Greece and Crete

Economy

Crete has the lowest unemployment in Greece. The tourist sector forms the largest part, but there is substantial agricultural production and processing.

Current military

There is a large Royal Air Force base at Heraklion and a US-UK signals intelligence facility.

Second World War

In Operation Mercury, Crete was conquered by German air assault forces, but at extremely heavy cost that prevented Germany from using large airborne forces in the rest of the war.

Ancient society

Crete in the context of ancient Greece

It was the site of the Minoan civilization.

In stories from Greek mythology, King Minos had a Minotaur inside a giant labyrinth, but it was killed by the Athenian hero Theseus who used string to find his way out of the maze.

Ancient languages and scripts

Not much is known about the language of early Minoan civilization, but this language was not Greek. The Greek language (through the archaic variety of Mycenaean Greek) arrived in Crete progressively, approximately from 1450 BC on, during the late period of the Minoan civilization, along with the settlement of Mycenaean rulers.[1][2] Three scripts were used in the Minoan civilization:

  • The Cretan hieroglyphs, especially documented thanks to the Phaistos Disc, remain undeciphered. They could have been used to write the early language of Minoans.
  • The Linear A syllabary remains undeciphered. It could have been used to write the early language of Minoans.
  • The Linear B syllabary is deciphered: it was used to write Mycenaean Greek during the late period of the Minoan civilization. It was totally different from the classical, Greek alphabet, which appeared much later.

Footnotes

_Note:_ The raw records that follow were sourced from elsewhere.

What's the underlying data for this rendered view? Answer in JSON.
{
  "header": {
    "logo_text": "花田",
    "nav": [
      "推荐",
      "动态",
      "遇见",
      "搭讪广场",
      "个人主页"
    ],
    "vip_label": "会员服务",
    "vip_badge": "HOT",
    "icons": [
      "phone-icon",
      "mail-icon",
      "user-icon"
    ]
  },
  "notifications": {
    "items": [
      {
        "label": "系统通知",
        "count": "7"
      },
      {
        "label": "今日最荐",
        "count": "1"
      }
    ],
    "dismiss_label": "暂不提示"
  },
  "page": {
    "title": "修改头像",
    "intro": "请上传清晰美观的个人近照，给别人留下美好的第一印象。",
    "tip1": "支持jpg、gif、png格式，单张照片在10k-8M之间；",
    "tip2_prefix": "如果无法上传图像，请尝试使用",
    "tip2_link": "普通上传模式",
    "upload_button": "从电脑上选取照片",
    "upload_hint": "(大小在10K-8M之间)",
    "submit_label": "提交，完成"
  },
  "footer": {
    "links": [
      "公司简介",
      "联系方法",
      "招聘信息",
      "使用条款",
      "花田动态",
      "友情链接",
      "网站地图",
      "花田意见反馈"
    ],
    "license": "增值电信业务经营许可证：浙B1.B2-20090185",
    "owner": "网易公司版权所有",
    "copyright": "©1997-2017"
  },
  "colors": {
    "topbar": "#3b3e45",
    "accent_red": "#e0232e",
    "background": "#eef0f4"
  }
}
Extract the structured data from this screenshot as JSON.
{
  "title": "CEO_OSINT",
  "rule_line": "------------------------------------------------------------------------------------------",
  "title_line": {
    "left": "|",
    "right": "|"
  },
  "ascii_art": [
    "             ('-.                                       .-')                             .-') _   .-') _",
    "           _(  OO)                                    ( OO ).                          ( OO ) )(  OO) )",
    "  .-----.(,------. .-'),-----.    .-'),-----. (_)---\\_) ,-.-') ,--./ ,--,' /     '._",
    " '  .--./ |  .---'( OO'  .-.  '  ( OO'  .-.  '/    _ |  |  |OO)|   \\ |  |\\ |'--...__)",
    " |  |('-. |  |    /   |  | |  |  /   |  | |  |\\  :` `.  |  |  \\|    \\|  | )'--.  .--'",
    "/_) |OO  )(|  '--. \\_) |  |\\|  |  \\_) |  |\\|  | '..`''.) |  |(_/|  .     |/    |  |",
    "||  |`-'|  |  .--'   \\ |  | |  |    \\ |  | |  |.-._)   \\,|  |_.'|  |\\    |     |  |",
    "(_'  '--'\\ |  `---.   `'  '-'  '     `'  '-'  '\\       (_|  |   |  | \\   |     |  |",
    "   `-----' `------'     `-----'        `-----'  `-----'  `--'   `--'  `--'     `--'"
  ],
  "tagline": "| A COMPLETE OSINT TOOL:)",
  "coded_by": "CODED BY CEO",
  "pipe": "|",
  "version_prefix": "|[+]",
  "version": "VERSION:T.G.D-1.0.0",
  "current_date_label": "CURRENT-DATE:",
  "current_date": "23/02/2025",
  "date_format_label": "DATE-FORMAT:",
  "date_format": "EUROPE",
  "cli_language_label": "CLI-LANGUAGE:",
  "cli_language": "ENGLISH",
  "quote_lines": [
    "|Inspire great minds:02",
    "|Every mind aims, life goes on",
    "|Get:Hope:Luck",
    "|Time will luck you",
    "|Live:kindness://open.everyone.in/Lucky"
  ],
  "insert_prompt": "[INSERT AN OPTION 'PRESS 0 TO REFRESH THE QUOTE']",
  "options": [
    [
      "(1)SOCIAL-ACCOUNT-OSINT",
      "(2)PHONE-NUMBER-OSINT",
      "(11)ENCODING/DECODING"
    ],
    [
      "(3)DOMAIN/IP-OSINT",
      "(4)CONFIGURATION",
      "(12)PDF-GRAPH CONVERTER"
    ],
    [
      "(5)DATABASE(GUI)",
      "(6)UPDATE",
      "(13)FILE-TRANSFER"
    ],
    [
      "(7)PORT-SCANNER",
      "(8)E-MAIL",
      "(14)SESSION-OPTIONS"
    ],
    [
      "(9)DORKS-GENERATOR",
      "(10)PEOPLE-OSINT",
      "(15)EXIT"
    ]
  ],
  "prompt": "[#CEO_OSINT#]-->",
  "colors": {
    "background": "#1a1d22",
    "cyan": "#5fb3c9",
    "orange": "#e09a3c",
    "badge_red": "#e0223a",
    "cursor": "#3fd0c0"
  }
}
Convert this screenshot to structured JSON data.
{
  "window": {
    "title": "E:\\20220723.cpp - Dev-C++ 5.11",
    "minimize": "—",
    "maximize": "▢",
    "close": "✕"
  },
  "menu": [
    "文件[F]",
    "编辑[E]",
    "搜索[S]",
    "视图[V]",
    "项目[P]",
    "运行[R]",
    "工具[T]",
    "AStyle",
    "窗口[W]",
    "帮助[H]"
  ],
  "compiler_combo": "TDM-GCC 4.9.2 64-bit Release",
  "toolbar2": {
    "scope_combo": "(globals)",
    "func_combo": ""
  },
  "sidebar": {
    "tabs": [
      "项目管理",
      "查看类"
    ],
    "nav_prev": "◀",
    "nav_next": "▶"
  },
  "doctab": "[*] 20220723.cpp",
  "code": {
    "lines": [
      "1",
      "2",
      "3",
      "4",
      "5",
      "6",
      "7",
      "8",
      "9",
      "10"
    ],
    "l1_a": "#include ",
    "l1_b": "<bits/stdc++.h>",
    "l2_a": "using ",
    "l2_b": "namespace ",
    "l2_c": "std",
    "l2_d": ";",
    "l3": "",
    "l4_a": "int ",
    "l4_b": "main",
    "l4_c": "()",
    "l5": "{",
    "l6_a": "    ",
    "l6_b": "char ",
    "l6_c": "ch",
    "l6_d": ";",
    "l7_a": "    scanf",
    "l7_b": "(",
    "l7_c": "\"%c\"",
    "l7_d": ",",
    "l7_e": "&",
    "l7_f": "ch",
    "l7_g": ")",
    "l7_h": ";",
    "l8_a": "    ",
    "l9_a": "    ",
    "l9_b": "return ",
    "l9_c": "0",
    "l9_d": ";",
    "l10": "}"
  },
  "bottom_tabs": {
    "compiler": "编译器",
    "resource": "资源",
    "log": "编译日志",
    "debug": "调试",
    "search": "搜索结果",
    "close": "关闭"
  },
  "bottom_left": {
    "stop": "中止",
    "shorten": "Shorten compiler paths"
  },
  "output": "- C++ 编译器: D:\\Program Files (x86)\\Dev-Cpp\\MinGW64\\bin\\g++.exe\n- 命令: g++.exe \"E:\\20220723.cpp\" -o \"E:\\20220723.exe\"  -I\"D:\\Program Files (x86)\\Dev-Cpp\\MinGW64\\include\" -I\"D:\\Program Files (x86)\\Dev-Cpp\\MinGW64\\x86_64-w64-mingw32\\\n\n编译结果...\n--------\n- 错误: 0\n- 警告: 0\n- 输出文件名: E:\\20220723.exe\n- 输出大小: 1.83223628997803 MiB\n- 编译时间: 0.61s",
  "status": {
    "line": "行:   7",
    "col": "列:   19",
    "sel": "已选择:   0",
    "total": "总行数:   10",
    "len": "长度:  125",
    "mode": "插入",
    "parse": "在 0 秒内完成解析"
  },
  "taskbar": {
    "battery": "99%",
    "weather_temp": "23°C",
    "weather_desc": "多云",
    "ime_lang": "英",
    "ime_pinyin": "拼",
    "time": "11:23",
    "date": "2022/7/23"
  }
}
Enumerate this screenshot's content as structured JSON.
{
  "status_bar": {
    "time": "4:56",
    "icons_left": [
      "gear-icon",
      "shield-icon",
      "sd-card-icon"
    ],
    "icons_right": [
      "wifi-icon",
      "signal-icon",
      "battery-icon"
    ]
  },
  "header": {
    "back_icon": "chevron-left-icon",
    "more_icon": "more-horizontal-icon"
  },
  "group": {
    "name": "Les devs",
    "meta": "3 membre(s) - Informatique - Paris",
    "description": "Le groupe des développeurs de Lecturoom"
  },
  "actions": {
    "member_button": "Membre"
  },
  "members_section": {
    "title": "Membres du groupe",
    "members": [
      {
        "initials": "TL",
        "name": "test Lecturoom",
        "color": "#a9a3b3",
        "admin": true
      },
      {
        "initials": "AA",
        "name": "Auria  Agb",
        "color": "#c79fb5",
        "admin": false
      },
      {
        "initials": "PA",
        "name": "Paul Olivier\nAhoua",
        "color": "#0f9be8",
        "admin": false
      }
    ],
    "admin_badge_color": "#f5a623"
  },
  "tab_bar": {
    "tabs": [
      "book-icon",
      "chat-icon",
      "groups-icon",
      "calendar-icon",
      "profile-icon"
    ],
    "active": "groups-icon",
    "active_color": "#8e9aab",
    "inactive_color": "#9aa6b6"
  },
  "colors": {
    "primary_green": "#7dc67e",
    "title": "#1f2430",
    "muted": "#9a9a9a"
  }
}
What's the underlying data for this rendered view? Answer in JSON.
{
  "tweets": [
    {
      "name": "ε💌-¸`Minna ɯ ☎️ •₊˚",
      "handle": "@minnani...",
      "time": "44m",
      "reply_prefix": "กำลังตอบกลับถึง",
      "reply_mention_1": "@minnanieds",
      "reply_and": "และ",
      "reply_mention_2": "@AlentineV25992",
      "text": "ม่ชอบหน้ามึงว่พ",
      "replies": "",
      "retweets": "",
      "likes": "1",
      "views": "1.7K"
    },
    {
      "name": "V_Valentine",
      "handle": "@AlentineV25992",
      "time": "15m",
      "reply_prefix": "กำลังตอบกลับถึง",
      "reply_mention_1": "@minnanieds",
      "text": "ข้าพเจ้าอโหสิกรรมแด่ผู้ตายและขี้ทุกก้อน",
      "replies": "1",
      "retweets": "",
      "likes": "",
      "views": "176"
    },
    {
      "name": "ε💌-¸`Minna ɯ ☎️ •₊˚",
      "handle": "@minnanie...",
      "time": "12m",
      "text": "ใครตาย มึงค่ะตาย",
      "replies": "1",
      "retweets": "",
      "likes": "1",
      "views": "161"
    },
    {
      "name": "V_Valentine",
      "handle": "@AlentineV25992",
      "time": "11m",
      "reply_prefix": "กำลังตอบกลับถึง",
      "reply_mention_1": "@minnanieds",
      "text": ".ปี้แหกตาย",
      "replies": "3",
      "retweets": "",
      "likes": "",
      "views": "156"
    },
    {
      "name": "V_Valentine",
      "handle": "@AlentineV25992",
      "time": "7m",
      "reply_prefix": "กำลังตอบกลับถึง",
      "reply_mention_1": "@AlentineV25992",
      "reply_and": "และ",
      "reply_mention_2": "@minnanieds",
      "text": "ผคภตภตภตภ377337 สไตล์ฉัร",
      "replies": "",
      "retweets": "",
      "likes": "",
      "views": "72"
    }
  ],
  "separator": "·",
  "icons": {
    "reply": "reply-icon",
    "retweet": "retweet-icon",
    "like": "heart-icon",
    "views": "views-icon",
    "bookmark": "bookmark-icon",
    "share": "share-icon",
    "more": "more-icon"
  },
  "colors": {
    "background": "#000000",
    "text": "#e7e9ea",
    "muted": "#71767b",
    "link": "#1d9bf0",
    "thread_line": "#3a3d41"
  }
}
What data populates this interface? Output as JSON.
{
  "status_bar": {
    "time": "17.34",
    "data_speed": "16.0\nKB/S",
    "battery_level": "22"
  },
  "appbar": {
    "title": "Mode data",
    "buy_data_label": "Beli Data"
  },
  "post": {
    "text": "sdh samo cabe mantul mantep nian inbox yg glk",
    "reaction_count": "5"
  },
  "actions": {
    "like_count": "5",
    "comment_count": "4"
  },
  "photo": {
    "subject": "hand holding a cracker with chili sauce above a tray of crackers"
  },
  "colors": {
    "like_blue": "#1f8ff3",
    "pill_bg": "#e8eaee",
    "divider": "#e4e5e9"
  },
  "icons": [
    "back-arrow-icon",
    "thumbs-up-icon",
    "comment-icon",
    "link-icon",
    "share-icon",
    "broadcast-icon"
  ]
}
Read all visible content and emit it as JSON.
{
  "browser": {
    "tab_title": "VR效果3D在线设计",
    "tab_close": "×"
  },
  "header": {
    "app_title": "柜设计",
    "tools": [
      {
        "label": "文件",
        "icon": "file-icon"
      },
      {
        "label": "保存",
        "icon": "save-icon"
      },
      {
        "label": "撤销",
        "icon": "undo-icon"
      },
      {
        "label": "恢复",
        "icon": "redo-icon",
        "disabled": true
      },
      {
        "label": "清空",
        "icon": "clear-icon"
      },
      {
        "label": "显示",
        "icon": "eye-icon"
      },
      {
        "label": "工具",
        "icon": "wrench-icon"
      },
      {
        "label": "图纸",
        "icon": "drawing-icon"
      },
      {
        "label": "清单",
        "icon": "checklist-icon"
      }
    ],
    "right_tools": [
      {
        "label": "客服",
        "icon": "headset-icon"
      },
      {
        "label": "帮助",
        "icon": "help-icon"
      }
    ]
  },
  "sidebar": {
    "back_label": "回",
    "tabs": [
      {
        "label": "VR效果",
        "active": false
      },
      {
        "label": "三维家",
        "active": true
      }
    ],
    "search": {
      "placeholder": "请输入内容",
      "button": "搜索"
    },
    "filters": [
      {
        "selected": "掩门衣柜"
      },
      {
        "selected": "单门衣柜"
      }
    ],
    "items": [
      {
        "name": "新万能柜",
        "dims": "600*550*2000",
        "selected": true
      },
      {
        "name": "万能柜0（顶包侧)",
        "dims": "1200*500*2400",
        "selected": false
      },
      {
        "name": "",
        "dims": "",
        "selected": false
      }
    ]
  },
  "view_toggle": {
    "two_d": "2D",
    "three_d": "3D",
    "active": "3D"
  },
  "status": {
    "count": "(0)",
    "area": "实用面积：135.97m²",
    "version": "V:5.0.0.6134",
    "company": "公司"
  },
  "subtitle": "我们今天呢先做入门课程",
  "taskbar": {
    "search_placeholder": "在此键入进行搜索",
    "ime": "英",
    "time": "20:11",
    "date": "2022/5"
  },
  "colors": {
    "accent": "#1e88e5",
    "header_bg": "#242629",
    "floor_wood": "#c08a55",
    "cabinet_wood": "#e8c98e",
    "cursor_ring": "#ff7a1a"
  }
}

  1. As stated in The permanent exhibition of the Irakleio Archaeological Museum.
  2. AMOURETTI Marie-Claire & RUZÉ Françoise (1978, reed. 1988) Le Monde grec antique, Paris: Hachette, p. 24, 32, 34-35